Little Henry was so pleased to see the basket hovering above as it very slowly lowered towards him. Standing on the tips of his tippy toes, he reached up to guide it down until it settled gently beside him on the grassy ledge, and then he climbed inside. “Well done sonny!” shouted Mister Meles from high above, “Now hold on tight and we’ll have you back up here in a jiffy.
Are you ready chaps?! Three.. Two.. One.. PULL!”. Once again the animals strained and heaved, slowly creeping backwards whilst they raised the basket and its’ precious cargo.
As the basket juddered and jiggled over the ground before lifting into the air suddenly Henry was very frightened. He gripped the basket so tightly his paws began to throb. “Ohhuhh!” he whimpered as he began to rise skywards. His knees were very wobbly so he sat down on his bottom and covered his eyes. “Tickety-tick, tickety-tock, a-ricky-ticky-too!” sang Henry, trying to distract himself.
When the basket neared the top, Mister Meles reached out a strong paw to guide it into a safe resting place. Little Henry stood up quickly, not wanting to appear frightened in the slightest, as Mister Meles and then Pipsi called out to the animals to stop pulling.
Henry carefully clambered out of the basket on his still quite wobbly legs as the animals crowded around. “We did it!” shouted a very out of breath Muddle.
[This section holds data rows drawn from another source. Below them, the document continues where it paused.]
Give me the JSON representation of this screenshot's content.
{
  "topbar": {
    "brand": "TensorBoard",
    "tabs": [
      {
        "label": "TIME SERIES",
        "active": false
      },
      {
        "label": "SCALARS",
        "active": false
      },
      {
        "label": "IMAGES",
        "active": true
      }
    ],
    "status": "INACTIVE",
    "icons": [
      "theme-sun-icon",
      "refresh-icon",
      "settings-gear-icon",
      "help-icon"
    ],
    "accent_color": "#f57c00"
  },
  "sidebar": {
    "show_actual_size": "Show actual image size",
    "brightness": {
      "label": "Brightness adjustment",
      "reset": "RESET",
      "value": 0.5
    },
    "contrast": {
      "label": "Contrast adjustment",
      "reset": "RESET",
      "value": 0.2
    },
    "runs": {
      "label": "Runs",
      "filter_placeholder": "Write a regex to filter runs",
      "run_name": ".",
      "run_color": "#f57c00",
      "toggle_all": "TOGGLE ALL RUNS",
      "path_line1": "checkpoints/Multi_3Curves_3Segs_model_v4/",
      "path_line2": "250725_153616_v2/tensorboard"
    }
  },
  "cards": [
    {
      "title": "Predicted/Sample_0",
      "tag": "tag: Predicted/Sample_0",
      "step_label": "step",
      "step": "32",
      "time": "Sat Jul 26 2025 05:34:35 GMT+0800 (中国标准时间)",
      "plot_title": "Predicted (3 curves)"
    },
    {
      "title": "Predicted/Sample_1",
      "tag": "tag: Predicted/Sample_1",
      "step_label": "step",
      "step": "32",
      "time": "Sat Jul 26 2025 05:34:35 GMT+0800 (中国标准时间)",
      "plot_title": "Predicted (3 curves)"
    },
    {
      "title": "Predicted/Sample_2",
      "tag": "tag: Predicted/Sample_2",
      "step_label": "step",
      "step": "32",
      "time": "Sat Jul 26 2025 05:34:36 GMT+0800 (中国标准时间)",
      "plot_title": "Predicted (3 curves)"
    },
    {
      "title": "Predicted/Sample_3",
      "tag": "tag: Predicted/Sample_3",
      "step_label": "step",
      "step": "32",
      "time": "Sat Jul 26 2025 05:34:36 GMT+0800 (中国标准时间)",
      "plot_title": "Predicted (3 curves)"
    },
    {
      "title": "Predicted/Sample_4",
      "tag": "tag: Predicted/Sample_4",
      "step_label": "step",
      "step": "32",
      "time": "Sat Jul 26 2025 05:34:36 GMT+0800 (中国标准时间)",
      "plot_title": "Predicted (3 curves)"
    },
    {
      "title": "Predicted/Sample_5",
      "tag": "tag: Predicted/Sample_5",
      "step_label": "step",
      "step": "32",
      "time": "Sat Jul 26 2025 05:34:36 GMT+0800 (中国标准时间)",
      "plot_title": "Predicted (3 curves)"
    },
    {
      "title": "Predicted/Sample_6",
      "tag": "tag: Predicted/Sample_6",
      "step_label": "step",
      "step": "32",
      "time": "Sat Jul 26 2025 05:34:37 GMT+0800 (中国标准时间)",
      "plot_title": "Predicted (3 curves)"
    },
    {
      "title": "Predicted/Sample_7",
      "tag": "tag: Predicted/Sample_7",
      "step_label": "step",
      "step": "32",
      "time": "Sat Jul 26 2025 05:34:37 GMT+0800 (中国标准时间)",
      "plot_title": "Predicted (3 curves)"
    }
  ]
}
Pipsi climbed up Felix the Fox as three cheers of celebration rang out, and scattered flowers over the bewildered little hedgehog and his tired but very happy rescuers. “Now don’t you go too close to the edge in future, sonny” said Mister Meles sternly “We’d better get you back to your mother before dark, she’ll be terribly worried” he added.
And with that, as the sun set over Pepperly Wood, the animals finally went about returning the things that they had borrowed and Mister Meles walked the very sleepy little hedgehog home.